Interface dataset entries
====

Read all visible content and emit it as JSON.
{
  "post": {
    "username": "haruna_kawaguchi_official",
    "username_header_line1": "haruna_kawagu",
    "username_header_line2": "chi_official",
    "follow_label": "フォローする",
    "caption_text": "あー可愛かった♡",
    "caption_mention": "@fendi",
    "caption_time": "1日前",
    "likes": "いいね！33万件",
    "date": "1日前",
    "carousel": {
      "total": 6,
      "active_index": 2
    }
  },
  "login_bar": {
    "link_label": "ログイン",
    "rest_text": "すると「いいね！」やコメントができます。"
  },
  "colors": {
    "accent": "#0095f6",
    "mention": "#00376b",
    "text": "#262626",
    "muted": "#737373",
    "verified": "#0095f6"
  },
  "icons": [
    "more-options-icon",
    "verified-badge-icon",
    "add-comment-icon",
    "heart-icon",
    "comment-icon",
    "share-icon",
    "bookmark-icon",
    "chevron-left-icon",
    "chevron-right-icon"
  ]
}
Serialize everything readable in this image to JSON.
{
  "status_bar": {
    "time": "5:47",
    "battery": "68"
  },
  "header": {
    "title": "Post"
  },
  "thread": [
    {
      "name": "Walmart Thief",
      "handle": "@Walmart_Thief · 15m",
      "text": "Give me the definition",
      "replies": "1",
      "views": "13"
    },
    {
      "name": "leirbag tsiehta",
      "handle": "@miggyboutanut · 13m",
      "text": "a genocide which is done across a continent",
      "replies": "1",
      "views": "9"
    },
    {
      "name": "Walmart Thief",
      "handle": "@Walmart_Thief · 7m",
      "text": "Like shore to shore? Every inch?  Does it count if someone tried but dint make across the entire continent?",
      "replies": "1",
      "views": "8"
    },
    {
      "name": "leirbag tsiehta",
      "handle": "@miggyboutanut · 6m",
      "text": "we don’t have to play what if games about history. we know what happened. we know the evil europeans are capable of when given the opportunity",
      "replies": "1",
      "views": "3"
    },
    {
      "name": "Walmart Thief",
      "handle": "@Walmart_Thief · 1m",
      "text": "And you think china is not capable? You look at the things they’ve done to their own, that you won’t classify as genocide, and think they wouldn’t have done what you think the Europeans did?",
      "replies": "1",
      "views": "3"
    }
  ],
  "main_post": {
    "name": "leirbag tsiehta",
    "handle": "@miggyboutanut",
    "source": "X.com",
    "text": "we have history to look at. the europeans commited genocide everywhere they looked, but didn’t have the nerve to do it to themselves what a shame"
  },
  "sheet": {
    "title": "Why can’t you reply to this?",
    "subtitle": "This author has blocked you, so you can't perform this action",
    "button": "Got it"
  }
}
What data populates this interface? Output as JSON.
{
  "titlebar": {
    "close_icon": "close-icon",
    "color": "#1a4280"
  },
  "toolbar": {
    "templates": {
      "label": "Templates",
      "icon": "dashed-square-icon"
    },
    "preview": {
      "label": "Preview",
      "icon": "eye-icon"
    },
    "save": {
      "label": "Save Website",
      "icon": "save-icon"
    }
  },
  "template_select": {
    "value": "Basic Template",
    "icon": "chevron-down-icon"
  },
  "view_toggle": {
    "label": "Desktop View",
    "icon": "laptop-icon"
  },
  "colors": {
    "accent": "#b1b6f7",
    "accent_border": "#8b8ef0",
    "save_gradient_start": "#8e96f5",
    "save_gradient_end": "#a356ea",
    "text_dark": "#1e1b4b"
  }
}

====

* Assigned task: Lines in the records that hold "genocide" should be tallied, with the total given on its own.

* Answer to this task: 3